Not enough demand to justify building more 3-bedroom condos, says developer
18 January 2018
Should Calgary follow in the footsteps of New Westminster and mandate
real estate developers to build a certain percentage of three-bedroom
condominiums? That's an idea being floated by Calgary Coun. Gian-Carlo
Carra that's generated buzz on social media.
On Thursday, real estate developer Chris Ollenberger spoke to David
Gray on the Calgary Eyeopener to present his perspective on the idea.
Q: What's the No. 1 factor?
A: Land price is the No. 1 input to any dwelling unit, actually, within
the city of Calgary and most North American cities. Beyond that are the
usual construction costs: financing charges, interest, profit and
regulatory costs imposed by government on housing.
Q: Why would three-bedroom condos be more expensive to build than two-bedroom ones?
A: I'm going to be very simplistic. Picture an apartment building as a
tall rectangle. You have a base number of things you have to build no
matter what, before you even install the first unit. You have to buy
the land. That's biggest cost input. You have to build a parkade,
generally, so you're going down into the ground, [where] each stall
[costs] $40,000 to $60,000 per stall.
You have [to pay for] the elevator core, service shafts, stairwells,
emergency systems, life safety systems, heating systems, cooling
systems, the whole concrete structure if it's a concrete building or
wood frame building otherwise. Before you've even built a unit, there's
a very large sunk cost.
'The most efficient way to use that rectangle'
Now the most efficient way to use that rectangle I described earlier …
[is to] have units that are squares to fit in our square building, [so
that] they can occupy all of that space very efficiently. That's how
you get your lowest-cost unit. Now as you articulate buildings, and put
in dips and dives and things like that — because politicians want to
make them look prettier, and the market wants to see a better looking
building as well — you have to work around columns, you have to work
around the concrete core base. Now you're trying to manipulate
different shapes within that building in order to make them fit.
Three-bedroom [units] are the hardest to make fit.
Q: Is there a way to cut something to make them more affordable? Like, say, parking?
A: Parking is one way we could potentially look at (saving money).
There are a number of municipalities in Alberta that assign parking
ratios by bedroom count. Calgary does it slightly differently. It's
very common to have parking assigned by bedroom count—so on a
three-bedroom, you just added $60,000 for an underground stall. Even a
surface stall is probably five to $10,000, depending on land price.
'That's a conversation that might be very encouraging to have'
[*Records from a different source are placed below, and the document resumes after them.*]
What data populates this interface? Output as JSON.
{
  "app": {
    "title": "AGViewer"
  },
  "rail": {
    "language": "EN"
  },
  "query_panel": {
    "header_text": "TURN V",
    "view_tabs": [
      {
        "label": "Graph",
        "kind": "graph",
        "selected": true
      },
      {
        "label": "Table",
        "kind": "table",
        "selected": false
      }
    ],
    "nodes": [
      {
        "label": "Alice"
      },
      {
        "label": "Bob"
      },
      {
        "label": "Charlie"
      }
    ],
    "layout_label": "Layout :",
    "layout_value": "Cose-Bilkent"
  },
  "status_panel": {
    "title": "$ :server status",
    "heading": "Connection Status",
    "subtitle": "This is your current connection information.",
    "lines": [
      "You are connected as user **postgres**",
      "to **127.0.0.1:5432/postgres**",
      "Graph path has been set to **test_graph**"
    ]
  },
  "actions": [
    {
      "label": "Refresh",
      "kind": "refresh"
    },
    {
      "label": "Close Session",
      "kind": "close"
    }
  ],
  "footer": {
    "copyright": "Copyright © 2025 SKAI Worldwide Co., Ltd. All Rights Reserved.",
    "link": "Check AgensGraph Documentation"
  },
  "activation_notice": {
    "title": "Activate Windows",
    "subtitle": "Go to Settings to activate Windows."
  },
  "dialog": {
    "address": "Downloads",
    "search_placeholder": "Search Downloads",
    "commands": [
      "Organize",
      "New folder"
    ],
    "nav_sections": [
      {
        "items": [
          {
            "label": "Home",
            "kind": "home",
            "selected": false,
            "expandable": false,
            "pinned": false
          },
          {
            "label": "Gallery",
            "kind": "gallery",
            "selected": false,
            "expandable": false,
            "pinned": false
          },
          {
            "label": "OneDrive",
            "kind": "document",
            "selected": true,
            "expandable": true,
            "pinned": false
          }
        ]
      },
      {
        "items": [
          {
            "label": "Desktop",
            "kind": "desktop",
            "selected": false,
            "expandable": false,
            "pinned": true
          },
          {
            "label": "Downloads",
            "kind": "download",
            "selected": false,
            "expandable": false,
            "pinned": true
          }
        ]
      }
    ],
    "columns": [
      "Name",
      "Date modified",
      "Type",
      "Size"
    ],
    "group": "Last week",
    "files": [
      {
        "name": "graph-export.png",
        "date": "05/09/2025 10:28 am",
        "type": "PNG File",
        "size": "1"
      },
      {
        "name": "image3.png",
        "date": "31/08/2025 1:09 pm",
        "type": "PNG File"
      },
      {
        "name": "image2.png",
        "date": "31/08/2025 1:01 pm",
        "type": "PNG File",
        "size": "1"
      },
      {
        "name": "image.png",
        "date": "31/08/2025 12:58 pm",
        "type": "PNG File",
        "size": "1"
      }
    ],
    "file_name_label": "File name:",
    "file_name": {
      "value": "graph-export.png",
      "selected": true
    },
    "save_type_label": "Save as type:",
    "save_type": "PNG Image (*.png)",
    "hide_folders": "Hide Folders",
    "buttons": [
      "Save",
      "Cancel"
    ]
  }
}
Q: Is there any hope for this idea?
A: We could certainly look at density bonusing — for example, if
a developer could say [to the city], "I will build more three-bedroom
apartments in my building. Will you give me more density, more floors
to build that on?" That's a conversation that might be very encouraging
Q: Is there a market demand for this product?
A: I would say there isn't tremendous demand. There's a lot of people
in Calgary that would like to raise a family in the inner city — but by
far and away most people's preferences are for ground-oriented product.
Whether it's a duplex, a townhouse or a single family [unit], because
it avoids the whole parkade, [and] condo fee, which adds to the monthly
cost that you have to pay — things like that.
The number of people out there looking for a three-bedroom
apartment/condo in a tower I'd say is relatively limited in a market
like Calgary, which is why you don't see many of them built. They're
more expensive to build and harder to sell.